━━━━━ DATA SHOWN

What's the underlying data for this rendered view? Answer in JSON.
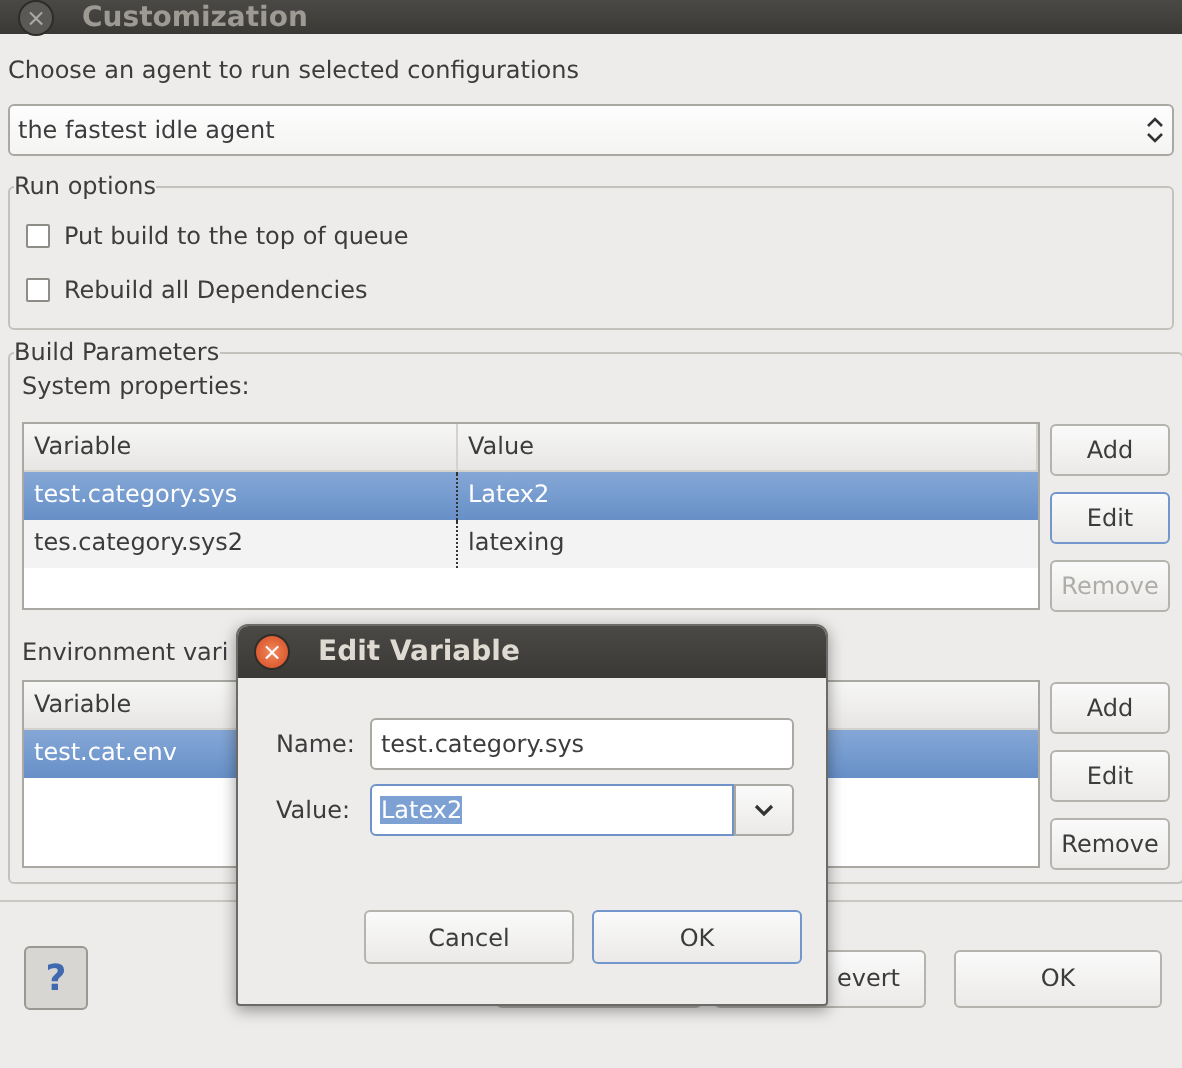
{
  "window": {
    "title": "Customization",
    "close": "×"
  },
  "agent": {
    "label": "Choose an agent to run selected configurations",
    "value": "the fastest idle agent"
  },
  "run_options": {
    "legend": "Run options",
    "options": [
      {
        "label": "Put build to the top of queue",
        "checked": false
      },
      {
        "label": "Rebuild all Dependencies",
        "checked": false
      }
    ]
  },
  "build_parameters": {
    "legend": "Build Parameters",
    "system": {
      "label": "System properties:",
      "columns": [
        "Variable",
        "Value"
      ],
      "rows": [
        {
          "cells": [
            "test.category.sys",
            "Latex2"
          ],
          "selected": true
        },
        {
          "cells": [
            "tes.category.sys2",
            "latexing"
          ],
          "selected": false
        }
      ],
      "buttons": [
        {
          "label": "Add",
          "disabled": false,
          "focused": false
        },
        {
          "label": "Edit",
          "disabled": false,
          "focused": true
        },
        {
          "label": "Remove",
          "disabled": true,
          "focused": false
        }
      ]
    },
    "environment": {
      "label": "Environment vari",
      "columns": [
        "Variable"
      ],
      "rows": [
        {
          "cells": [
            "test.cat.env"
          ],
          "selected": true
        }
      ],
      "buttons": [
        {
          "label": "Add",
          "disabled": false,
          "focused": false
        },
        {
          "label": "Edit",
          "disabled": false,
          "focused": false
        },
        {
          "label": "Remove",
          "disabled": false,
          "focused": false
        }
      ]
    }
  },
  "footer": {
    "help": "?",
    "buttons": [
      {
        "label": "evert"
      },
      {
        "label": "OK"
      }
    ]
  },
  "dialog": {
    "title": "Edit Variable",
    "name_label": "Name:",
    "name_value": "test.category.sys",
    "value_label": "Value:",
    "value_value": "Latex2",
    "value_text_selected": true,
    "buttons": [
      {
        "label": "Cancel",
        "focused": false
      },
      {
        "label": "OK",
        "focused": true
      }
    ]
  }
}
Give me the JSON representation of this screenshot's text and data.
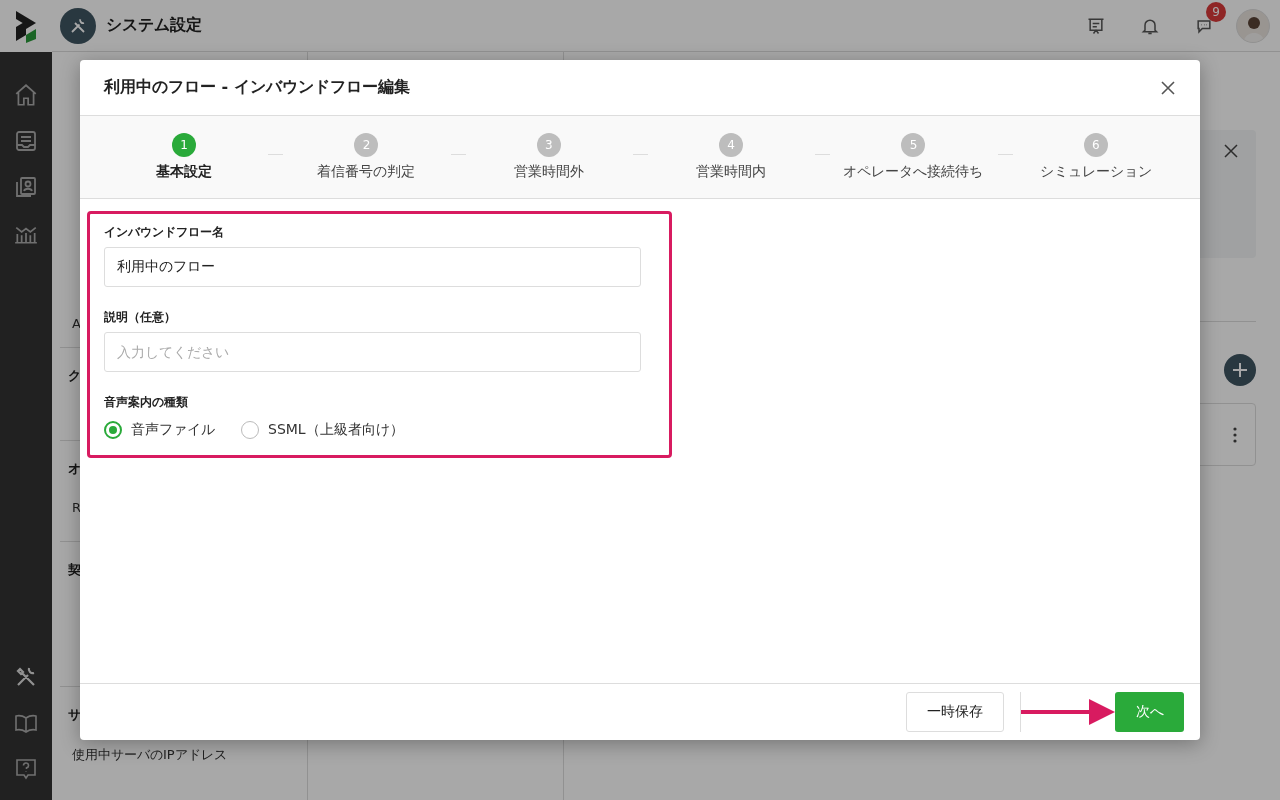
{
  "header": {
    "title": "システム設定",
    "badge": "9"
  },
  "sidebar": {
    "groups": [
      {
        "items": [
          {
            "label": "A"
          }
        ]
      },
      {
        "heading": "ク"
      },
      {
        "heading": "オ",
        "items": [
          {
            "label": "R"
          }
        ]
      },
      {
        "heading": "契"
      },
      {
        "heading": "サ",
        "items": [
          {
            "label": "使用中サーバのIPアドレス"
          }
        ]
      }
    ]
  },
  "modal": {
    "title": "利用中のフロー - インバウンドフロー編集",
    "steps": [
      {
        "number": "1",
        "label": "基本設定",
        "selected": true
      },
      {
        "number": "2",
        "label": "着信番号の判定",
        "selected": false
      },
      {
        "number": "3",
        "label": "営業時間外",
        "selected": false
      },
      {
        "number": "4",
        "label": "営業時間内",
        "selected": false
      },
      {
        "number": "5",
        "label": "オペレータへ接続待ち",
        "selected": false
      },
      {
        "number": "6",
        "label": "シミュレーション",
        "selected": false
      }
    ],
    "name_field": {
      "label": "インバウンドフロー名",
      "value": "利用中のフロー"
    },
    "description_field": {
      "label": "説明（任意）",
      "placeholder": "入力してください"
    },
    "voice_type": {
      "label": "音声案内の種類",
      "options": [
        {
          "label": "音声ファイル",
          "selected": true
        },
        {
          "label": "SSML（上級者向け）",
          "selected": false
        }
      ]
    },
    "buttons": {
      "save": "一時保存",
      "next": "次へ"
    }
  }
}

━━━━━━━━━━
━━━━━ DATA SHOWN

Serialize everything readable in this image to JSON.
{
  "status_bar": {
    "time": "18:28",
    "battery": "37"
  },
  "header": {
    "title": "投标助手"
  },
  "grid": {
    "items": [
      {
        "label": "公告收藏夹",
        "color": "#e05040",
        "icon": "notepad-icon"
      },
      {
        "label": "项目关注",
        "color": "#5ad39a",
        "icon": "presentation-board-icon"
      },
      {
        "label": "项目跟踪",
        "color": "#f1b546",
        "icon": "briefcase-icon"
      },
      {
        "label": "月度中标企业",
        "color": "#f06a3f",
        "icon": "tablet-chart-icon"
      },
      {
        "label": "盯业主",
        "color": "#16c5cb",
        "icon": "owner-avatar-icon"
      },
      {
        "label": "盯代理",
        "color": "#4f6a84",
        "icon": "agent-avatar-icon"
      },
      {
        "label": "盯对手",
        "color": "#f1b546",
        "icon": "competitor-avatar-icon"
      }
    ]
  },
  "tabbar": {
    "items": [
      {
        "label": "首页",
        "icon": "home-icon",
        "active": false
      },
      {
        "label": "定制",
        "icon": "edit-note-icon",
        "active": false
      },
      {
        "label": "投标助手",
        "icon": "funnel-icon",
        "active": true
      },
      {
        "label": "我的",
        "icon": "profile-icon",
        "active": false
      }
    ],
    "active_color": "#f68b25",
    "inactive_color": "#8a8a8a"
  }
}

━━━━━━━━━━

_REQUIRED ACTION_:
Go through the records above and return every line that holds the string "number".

_ANSWER SPACE_:
        "number": "1",
        "number": "2",
        "number": "3",
        "number": "4",
        "number": "5",
        "number": "6",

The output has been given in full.